You also will not find most of their 21 soups during the months of June, July and August, but, fortunately, their incomparable Crab Bisque is available every Friday year round – otherwise there would be serious withdrawal issues. Susan’s responsible for the soup, according to Kristen. (Susan: “What were we going to sell in the winter? Soup!”) Susan wanted to bake breads, make soup and maybe expand into… (the curse of a new business – expand). Expansion is a decision often made too early. Sometimes bureaucracy is beneficial, especially considering the 2008 financial meltdown. Cheltenham Township made it clear that fire codes allowed a maximum of only two hot plates for cooking – no oven without excessive renovations –  in the compact kitchen (complete with walk in-refrigerator) that was being constructed in the second room.  A third small room became more produce and Cento brand packaged pastas and sauces. Susan had a stint, while being a nurse, at Flying Fish restaurant in Chestnut Hill and still has dreams of adding more in-house made products, but reality dictated that soups and salads were a marketable match. With the exception of crab bisque every Friday (300 quarts), the remaining 20 soups rotate with one or two  available daily – lemon chicken, bean and potato leek are all favorites. I was allowed only the briefest glance at one of their proprietary recipes, some from their Mother.  Fresh salads with in-house dressings are in a refrigerated section and range from garden to chicken to orzo. The two professional grade hot plates are doing just fine.       

       

Peas In A Pod celebrated a milestone anniversary this past June 2010: they’re still in business three years after opening – nearly 65% of all food businesses are bankrupt within the first three years. Not that mistakes haven’t been made – the worst was an early over reliance on expensive certified organic produce.

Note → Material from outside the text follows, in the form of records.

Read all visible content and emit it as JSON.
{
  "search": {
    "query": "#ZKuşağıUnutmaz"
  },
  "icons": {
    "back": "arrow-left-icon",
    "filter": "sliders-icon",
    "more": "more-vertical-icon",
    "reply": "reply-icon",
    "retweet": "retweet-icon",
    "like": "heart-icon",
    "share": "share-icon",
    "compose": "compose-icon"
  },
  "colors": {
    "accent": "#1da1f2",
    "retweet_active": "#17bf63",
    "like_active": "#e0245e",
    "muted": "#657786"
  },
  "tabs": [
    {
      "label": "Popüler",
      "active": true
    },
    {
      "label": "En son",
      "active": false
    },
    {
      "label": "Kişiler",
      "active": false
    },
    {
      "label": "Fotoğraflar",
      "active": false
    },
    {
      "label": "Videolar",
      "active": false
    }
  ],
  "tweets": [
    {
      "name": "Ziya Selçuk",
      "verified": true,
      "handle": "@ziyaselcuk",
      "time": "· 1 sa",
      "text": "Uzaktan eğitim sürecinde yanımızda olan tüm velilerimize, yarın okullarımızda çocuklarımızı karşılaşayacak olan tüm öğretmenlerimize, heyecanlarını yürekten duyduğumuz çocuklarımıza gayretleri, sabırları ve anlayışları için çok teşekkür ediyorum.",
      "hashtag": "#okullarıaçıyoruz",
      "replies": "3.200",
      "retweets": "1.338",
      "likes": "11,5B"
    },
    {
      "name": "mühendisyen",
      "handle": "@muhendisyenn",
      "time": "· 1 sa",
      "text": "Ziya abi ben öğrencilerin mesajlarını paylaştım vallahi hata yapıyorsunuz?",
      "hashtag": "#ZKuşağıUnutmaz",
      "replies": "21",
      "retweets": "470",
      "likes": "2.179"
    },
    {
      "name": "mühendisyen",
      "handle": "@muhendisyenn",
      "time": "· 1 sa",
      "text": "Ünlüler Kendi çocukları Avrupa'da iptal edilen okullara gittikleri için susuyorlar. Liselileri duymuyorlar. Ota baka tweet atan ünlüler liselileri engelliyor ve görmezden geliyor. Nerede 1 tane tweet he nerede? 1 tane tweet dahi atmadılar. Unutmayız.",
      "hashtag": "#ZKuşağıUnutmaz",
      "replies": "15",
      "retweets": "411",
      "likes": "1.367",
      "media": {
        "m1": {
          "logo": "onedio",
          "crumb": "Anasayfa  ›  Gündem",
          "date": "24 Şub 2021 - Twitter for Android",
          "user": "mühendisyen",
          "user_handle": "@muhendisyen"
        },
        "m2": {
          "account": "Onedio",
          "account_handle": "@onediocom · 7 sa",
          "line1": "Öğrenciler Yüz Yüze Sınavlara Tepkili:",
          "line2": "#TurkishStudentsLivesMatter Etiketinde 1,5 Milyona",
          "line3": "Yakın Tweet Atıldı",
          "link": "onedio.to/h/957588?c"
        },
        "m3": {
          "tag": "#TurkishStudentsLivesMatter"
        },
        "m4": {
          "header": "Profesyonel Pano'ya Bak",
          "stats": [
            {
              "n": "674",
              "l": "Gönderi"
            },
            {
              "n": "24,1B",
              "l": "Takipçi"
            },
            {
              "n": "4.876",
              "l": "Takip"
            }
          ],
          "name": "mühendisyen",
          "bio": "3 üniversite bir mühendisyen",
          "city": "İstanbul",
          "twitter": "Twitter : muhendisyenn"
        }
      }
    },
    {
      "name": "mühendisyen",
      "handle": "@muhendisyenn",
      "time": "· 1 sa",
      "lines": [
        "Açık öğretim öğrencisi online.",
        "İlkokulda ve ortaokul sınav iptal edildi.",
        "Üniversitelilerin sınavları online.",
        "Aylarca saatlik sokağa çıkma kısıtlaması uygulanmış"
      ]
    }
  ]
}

Customers preferred the chemical-free products from many local farms that result in “same as organic” at less cost. An obvious suggestion that  future  marketing of their soups, salads and dressings may be a good idea was met with a look  in their eyes that it was already on the table.

The bell at the front door gently clanged as another customer entered the shop. Kristen said that sometimes the bell rings but no one enters. After a brief pause she adds, shyly, “We know its our parents. They would want to be here. I think they’d be proud.”                    

They certainly would.       

Peas In A Pod       

80 South Keswick Avenue
Glenside, PA 19038-4607
(215) 887-2719